• _Instructions to follow_
For each line below that includes the string "JSON", show the whole line.

• _Available records_
=== Section Start ===
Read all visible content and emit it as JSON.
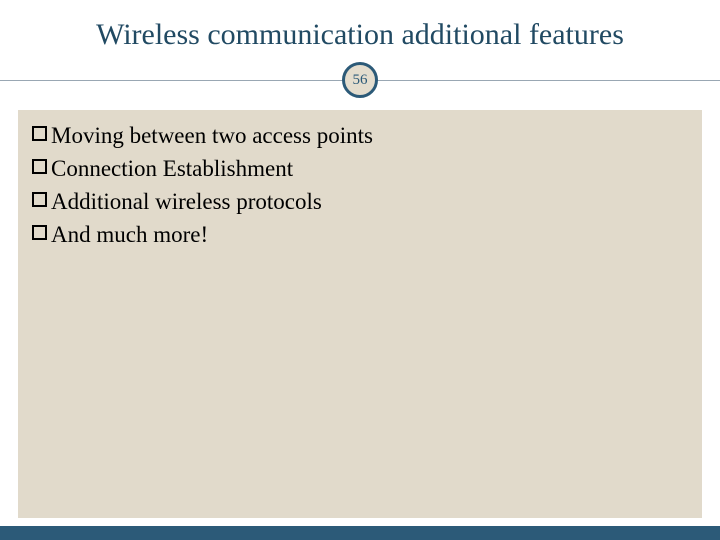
{
  "slide": {
    "title": "Wireless communication additional features",
    "page_number": "56",
    "bullets": [
      "Moving between two access points",
      "Connection Establishment",
      "Additional wireless protocols",
      "And much more!"
    ]
  },
  "colors": {
    "accent": "#2c5a78",
    "body_bg": "#e1dacb"
  }
}
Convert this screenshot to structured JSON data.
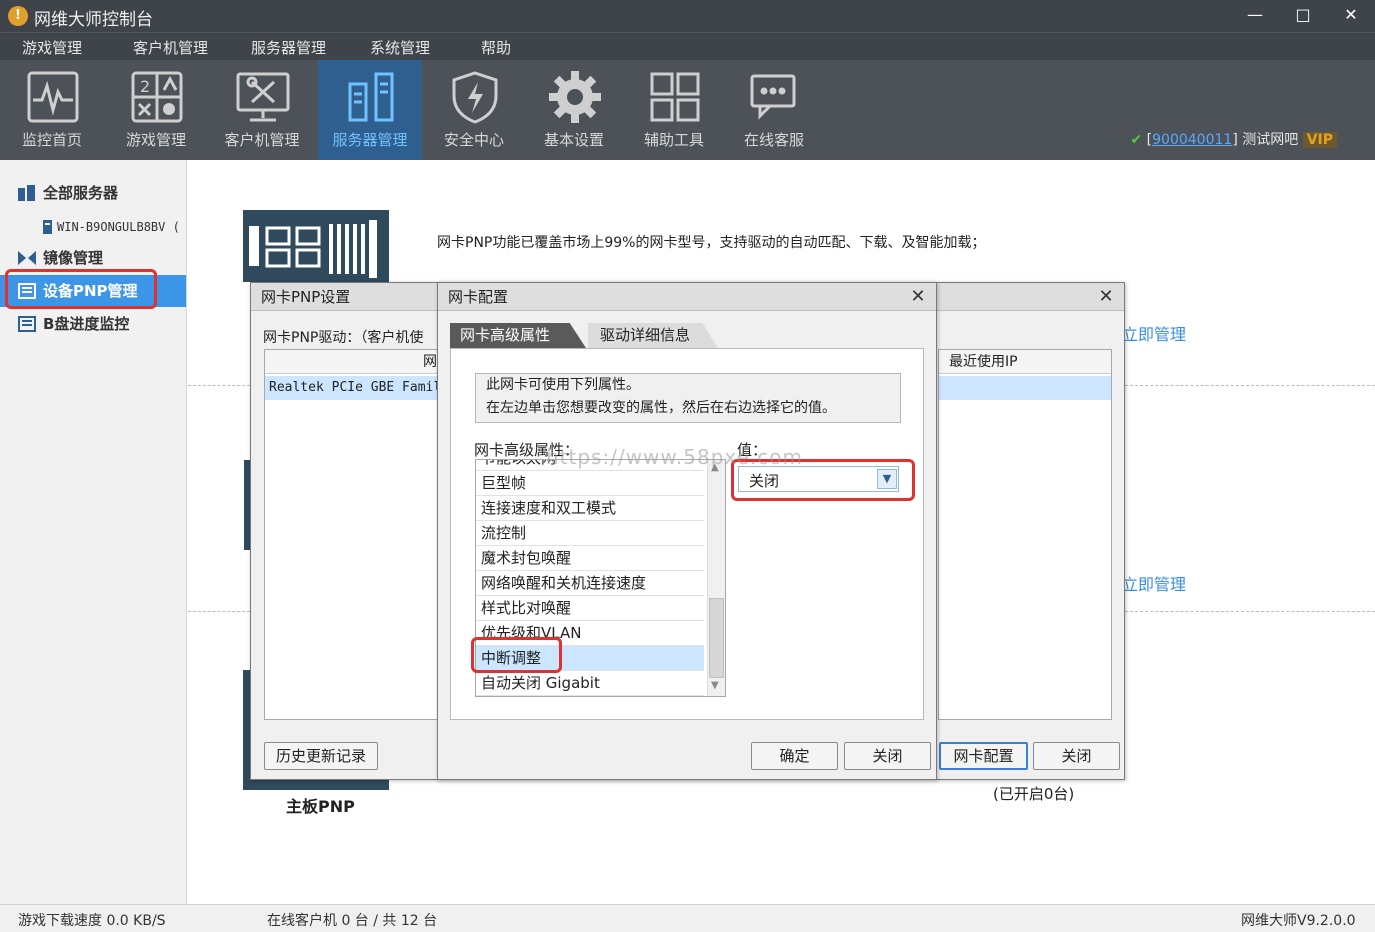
{
  "window": {
    "title": "网维大师控制台",
    "icon_glyph": "!",
    "minimize_glyph": "—",
    "maximize_glyph": "□",
    "close_glyph": "✕"
  },
  "menu": [
    "游戏管理",
    "客户机管理",
    "服务器管理",
    "系统管理",
    "帮助"
  ],
  "toolbar": {
    "items": [
      {
        "label": "监控首页",
        "icon": "monitor-pulse-icon"
      },
      {
        "label": "游戏管理",
        "icon": "game-cards-icon"
      },
      {
        "label": "客户机管理",
        "icon": "tools-monitor-icon"
      },
      {
        "label": "服务器管理",
        "icon": "server-icon",
        "active": true
      },
      {
        "label": "安全中心",
        "icon": "shield-bolt-icon"
      },
      {
        "label": "基本设置",
        "icon": "gear-icon"
      },
      {
        "label": "辅助工具",
        "icon": "grid-icon"
      },
      {
        "label": "在线客服",
        "icon": "chat-bubble-icon"
      }
    ],
    "account": {
      "bracket_open": "[",
      "id": "900040011",
      "bracket_close": "]",
      "name": "测试网吧",
      "vip": "VIP"
    }
  },
  "sidebar": {
    "items": [
      {
        "label": "全部服务器"
      },
      {
        "label": "WIN-B9ONGULB8BV ("
      },
      {
        "label": "镜像管理"
      },
      {
        "label": "设备PNP管理",
        "selected": true
      },
      {
        "label": "B盘进度监控"
      }
    ]
  },
  "main": {
    "pnp_description": "网卡PNP功能已覆盖市场上99%的网卡型号，支持驱动的自动匹配、下载、及智能加载；",
    "manage_link_1": "立即管理",
    "manage_link_2": "立即管理",
    "motherboard_label": "主板PNP",
    "enabled_count": "(已开启0台)"
  },
  "dlg_pnp": {
    "title": "网卡PNP设置",
    "driver_label": "网卡PNP驱动：（客户机使",
    "column_header": "网",
    "row": "Realtek PCIe GBE Family",
    "history_button": "历史更新记录"
  },
  "dlg_right": {
    "column_header": "最近使用IP",
    "config_button": "网卡配置",
    "close_button": "关闭",
    "close_glyph": "✕"
  },
  "dlg_config": {
    "title": "网卡配置",
    "close_glyph": "✕",
    "tabs": [
      "网卡高级属性",
      "驱动详细信息"
    ],
    "info_line1": "此网卡可使用下列属性。",
    "info_line2": "在左边单击您想要改变的属性，然后在右边选择它的值。",
    "props_label": "网卡高级属性：",
    "value_label": "值：",
    "properties": [
      "节能以太网",
      "巨型帧",
      "连接速度和双工模式",
      "流控制",
      "魔术封包唤醒",
      "网络唤醒和关机连接速度",
      "样式比对唤醒",
      "优先级和VLAN",
      "中断调整",
      "自动关闭 Gigabit"
    ],
    "selected_property": "中断调整",
    "value_selected": "关闭",
    "ok_button": "确定",
    "close_button": "关闭",
    "watermark": "https://www.58pxe.com"
  },
  "status": {
    "download_speed": "游戏下载速度 0.0 KB/S",
    "online_clients": "在线客户机 0 台 / 共 12 台",
    "version": "网维大师V9.2.0.0"
  },
  "colors": {
    "titlebar_bg": "#3e4449",
    "toolbar_bg": "#4c5257",
    "active_tool": "#2f5f8e",
    "active_label": "#6fc2ff",
    "selected_side": "#3d95e8",
    "highlight_red": "#e03030",
    "link_blue": "#3a8ee6"
  }
}
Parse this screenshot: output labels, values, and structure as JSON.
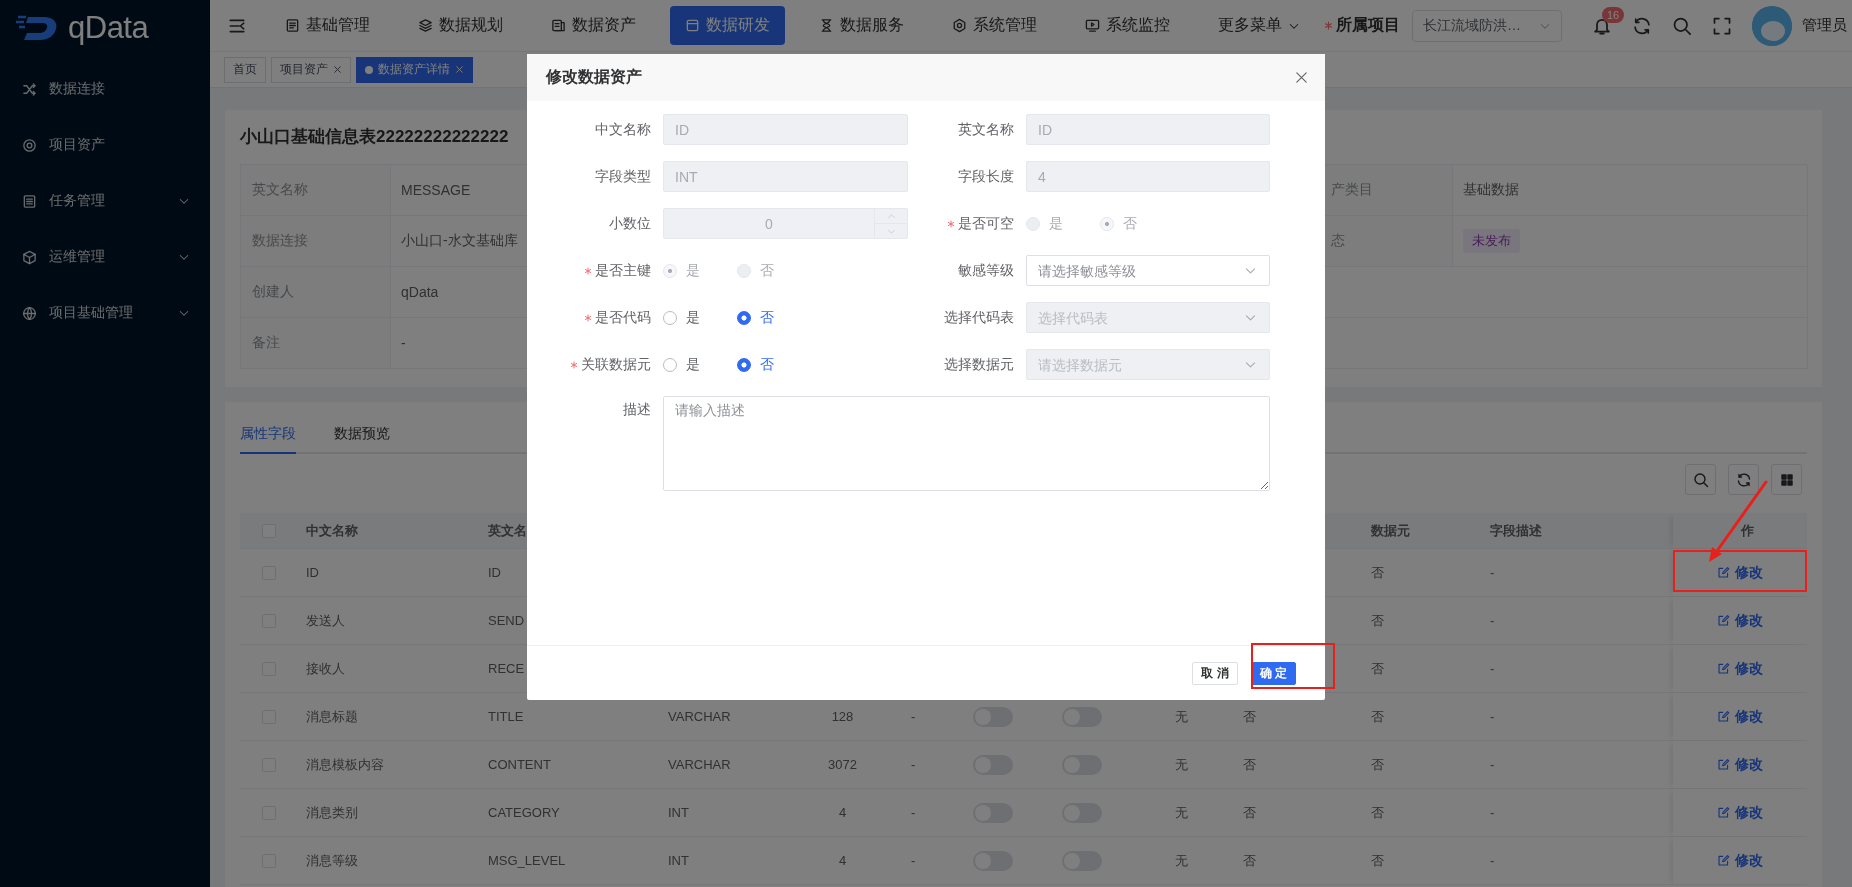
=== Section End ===
• _Exercise output_
Read all visible content and emit it as JSON.
Convert this screenshot to structured JSON data.
Parse this screenshot: output labels, values, and structure as JSON.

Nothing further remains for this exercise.